Activity: Search the records for lines with the word "kind" and copy each match.

━━━━━ Dataset content

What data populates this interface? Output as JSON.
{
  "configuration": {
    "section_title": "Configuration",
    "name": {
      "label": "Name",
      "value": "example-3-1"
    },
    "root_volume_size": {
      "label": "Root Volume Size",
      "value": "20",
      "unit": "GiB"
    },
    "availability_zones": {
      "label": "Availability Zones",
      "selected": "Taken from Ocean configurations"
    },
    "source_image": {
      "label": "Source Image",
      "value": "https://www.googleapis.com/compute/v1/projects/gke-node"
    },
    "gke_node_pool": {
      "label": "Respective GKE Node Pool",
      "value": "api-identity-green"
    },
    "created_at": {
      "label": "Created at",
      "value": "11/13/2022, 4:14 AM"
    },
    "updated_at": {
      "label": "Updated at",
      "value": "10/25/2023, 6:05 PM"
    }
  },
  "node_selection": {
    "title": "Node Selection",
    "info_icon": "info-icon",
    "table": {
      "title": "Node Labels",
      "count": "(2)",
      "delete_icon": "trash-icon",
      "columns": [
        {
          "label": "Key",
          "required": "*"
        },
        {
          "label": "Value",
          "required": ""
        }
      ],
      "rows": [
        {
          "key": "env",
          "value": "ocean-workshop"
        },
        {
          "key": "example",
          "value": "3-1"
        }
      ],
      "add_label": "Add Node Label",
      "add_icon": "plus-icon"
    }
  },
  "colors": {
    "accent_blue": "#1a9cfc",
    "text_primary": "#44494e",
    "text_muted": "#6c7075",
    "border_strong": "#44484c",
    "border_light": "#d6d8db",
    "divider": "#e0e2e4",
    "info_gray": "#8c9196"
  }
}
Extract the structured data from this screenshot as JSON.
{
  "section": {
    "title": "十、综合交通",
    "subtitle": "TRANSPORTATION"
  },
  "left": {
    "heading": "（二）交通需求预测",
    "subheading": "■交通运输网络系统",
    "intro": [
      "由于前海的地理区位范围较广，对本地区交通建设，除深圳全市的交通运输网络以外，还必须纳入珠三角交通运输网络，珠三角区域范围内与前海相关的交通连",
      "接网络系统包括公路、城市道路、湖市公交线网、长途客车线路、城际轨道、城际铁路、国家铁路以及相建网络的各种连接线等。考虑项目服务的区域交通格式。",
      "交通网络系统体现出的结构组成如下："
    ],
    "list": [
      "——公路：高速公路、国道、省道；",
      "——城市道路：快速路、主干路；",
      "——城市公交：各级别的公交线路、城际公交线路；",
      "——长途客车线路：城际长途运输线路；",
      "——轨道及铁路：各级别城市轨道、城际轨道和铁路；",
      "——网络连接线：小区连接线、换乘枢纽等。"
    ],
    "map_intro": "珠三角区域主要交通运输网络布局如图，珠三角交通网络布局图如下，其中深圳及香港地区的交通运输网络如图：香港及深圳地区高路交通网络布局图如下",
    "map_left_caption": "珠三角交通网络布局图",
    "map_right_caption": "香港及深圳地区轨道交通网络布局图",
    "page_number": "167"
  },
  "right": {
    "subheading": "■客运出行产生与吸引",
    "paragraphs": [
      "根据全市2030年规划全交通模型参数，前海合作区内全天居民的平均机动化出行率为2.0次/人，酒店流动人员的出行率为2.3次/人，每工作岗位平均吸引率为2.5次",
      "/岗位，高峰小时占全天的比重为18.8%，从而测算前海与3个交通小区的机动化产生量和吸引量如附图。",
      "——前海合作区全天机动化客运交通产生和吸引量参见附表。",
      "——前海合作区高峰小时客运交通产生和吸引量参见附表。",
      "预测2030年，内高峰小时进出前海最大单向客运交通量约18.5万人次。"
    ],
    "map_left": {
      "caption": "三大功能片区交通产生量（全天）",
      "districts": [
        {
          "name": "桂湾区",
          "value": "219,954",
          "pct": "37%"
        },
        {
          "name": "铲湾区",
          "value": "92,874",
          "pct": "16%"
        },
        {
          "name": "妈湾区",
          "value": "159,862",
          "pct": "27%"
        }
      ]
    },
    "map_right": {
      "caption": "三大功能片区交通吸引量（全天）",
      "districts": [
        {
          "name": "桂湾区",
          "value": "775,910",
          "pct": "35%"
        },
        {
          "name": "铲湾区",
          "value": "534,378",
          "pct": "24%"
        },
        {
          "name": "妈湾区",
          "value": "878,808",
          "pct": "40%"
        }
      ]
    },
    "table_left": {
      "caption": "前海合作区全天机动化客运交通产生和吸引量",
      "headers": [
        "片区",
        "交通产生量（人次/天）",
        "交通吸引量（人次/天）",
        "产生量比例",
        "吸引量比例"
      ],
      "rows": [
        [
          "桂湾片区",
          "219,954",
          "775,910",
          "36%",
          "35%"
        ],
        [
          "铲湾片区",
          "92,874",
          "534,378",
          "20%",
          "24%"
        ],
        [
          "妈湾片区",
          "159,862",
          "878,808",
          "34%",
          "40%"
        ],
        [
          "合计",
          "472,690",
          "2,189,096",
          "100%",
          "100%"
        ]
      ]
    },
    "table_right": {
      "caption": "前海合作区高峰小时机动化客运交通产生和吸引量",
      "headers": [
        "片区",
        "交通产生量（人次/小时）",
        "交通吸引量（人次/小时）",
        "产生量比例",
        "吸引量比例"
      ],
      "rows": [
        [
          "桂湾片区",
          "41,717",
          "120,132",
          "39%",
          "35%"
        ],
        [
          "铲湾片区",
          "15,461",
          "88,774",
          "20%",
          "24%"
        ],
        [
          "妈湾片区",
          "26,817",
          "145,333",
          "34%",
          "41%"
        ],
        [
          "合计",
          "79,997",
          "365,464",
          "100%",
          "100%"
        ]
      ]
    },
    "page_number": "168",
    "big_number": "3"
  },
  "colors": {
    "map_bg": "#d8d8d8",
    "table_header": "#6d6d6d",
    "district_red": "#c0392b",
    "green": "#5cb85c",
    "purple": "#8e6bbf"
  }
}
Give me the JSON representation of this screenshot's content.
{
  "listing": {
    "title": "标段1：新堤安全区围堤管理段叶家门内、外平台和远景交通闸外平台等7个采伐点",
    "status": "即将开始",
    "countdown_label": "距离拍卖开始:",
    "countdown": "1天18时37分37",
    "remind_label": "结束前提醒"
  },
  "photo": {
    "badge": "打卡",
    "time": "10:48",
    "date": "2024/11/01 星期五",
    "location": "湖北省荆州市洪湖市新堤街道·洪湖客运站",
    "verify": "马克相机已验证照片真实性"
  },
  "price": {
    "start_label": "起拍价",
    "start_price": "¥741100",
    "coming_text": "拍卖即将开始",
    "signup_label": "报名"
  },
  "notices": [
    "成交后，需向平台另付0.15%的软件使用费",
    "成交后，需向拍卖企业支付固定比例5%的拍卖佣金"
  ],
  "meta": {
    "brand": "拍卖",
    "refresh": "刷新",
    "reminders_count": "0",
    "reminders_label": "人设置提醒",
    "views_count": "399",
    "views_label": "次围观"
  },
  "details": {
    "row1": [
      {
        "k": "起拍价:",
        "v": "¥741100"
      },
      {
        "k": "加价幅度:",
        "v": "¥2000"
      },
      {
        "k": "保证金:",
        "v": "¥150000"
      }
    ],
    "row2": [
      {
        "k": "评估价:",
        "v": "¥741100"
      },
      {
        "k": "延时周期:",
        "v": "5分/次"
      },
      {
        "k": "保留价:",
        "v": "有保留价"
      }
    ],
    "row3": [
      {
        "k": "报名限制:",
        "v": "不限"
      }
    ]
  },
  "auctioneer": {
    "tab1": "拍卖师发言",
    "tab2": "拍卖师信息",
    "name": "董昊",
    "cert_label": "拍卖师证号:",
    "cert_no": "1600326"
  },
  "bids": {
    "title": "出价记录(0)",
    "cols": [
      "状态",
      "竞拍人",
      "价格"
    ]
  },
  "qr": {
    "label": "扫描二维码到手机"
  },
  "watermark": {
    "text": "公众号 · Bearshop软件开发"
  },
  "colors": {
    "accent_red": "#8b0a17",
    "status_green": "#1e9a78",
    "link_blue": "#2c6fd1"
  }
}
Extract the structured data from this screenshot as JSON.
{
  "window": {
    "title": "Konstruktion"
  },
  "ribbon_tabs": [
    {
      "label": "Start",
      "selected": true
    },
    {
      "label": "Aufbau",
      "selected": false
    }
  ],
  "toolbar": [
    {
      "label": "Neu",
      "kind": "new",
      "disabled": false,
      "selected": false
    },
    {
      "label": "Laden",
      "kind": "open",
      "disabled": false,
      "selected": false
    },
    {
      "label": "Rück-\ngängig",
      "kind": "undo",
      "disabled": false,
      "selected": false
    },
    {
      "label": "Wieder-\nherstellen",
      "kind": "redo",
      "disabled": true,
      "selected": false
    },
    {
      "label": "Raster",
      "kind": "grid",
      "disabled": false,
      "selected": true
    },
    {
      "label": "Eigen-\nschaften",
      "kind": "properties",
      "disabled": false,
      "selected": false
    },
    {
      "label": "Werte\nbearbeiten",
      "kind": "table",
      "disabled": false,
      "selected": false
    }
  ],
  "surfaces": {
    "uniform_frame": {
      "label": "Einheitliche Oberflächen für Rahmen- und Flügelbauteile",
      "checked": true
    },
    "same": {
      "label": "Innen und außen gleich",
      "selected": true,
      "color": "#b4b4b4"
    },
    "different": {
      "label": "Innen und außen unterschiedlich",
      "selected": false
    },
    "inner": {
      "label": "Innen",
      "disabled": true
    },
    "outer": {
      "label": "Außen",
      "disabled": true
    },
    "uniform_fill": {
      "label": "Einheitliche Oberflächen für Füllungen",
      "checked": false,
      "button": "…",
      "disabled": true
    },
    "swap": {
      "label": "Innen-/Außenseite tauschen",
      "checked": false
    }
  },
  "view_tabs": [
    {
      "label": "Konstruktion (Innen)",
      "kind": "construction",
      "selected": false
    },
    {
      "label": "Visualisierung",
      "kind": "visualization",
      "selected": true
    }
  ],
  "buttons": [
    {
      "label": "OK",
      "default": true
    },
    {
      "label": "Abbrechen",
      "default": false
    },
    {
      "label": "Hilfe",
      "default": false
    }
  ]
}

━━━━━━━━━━

Task response:
      "kind": "new",
      "kind": "open",
      "kind": "undo",
      "kind": "redo",
      "kind": "grid",
      "kind": "properties",
      "kind": "table",
      "kind": "construction",
      "kind": "visualization",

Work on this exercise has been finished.